Not a lot of surprises in many categories this morning with the Emmy announcements, but yet I see a hopeful trend for anyone who’s ever been Other (and I’m not just referring to Lost’s Juliet). The Gleeks and Geeks got their due, too (although I’m sad that David Tennant’s Hamlet wasn’t recognized--too over the top for the Academy?). Still, Glee and Modern Family did extremely well for new series, and Lost received enough attention to satisfy my six-season love affair. Everyone nominated should be congratulated, of course, but here are the nods that had me smiling the widest.
(So) Long Lost Loves
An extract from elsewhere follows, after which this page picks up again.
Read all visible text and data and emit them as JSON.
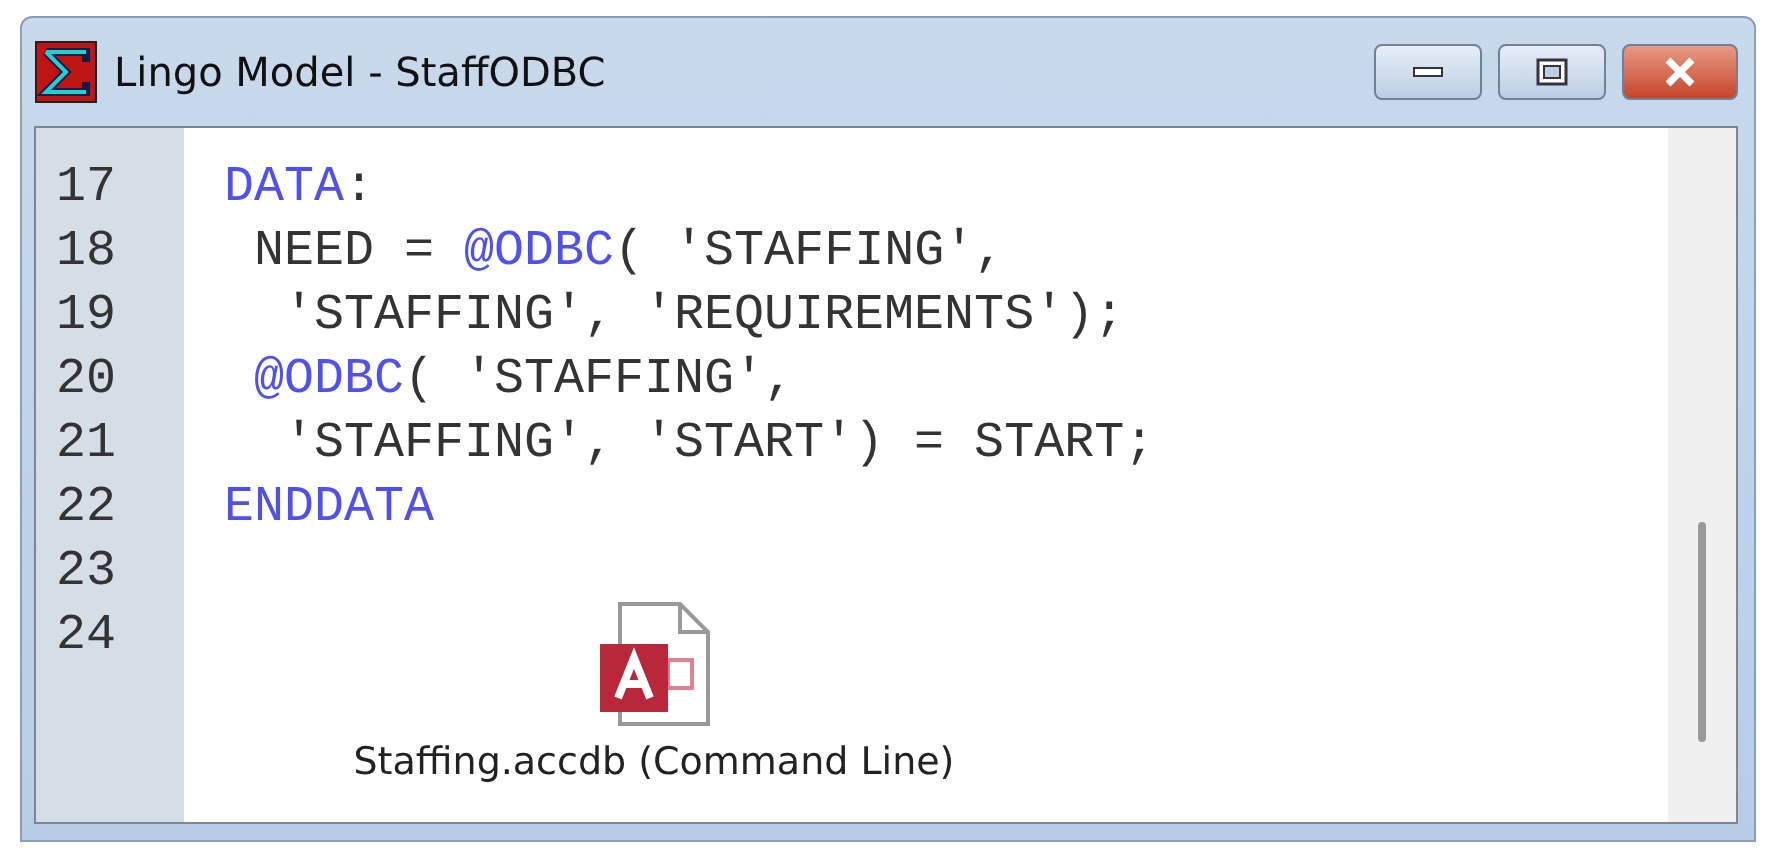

If only Michael Emerson and Terry O’Quinn wouldn’t have to continue to face off now that they’re away from the island. Just give them each an Emmy and be done with it. I couldn’t choose between them, and I’m afraid voters won’t be able to, either—resulting in neither taking home a well-deserved award for this season’s weirdest buddy TV.
In “The End,” it was all about Jack. He began and ended our story, and Matthew Fox ended what may be his stint of network TV acting with a nomination. As a leader who was sometimes difficult to follow but nevertheless redeemed my faith in network TV, Jack should be an award-winning role.
Director Jack Bender and composer Michael Giacchino also received nominations, but theirs shouldn’t be buried in the “also” category or relegated to those awards given while people head to the kitchen. Their stellar work enhanced my enjoyment of Lost to the point where I’ll never look at another TV series the same way. Their work taught me the importance of how the story is told, where the camera takes me—and when, and which emotions are being plucked like Lost’s harp.
Perhaps I’m not with the majority of Lost fans, but I loved “The End.” I cried—and I’m not a crier (and I didn’t shed tears over those Lost six years because the story didn’t end as I anticipated). Thank you, Darlton—and congrats on a well-deserved Emmy nomination for having the last word.
Lost did well in many categories, from the technical to the biggie—Outstanding Drama. How fitting that a series relying on details and diversity ended up receiving nominations for direction, editing, sound, music, writing, and acting—and I’m probably leaving out a few categories. Well done.
All the Others
It’s cool to like musicals. To keep using a word like “cool.” To buck stereotypes. To get mainstream recognition in a positive way. And maybe to get a few more viewers to pay attention to characters and actors who haven’t been in the spotlight quite so much, but should be.
I’m pleased that Modern Family received so many nominations, even if it and Glee will also face off in several categories. I’m especially happy that Jesse Tyler Ferguson was nominated. I adore Mitchell, even as I want to see him unwind a bit more next season.
Neil Patrick Harris got (only?) two.
What would an awards show be without a nomination for Ian McKellen?
Maybe Emmy will be singing a new tune after Glee gets more recognition for its first season. The odds are good, with so many nominations: Leah Michelle (lead actress), Matthew Morrison (lead actor), Chris Colfer (supporting actress—unfortunately in a category along with Neil Patrick Harris and Jesse Tyler Ferguson), Jane Lynch (supporting actress), and plenty of noms for writers, designers, directors, creators, and guests (an especially big Yay for Kristin Chenoweth). The series also has been nominated as Outstanding Comedy.
Some people may grouse that these nominations are for comedy, a lighter category than Drama with a capital D. I disagree, in light of memorable poignant moments, many by Colfer. Glee is making Main Street grudgingly agree that it’s OK to be who we are (and now “Single Ladies” is stuck in my head for the rest of the day, thank you very much).
Awards shows come and go, and today’s trend is tomorrow’s quaint flashback. Still, maybe this September’s statues will recognize the stature of those who, like Lost, Modern Family, and Glee, pave the way in so many diverse directions for the storytellers of seasons to come.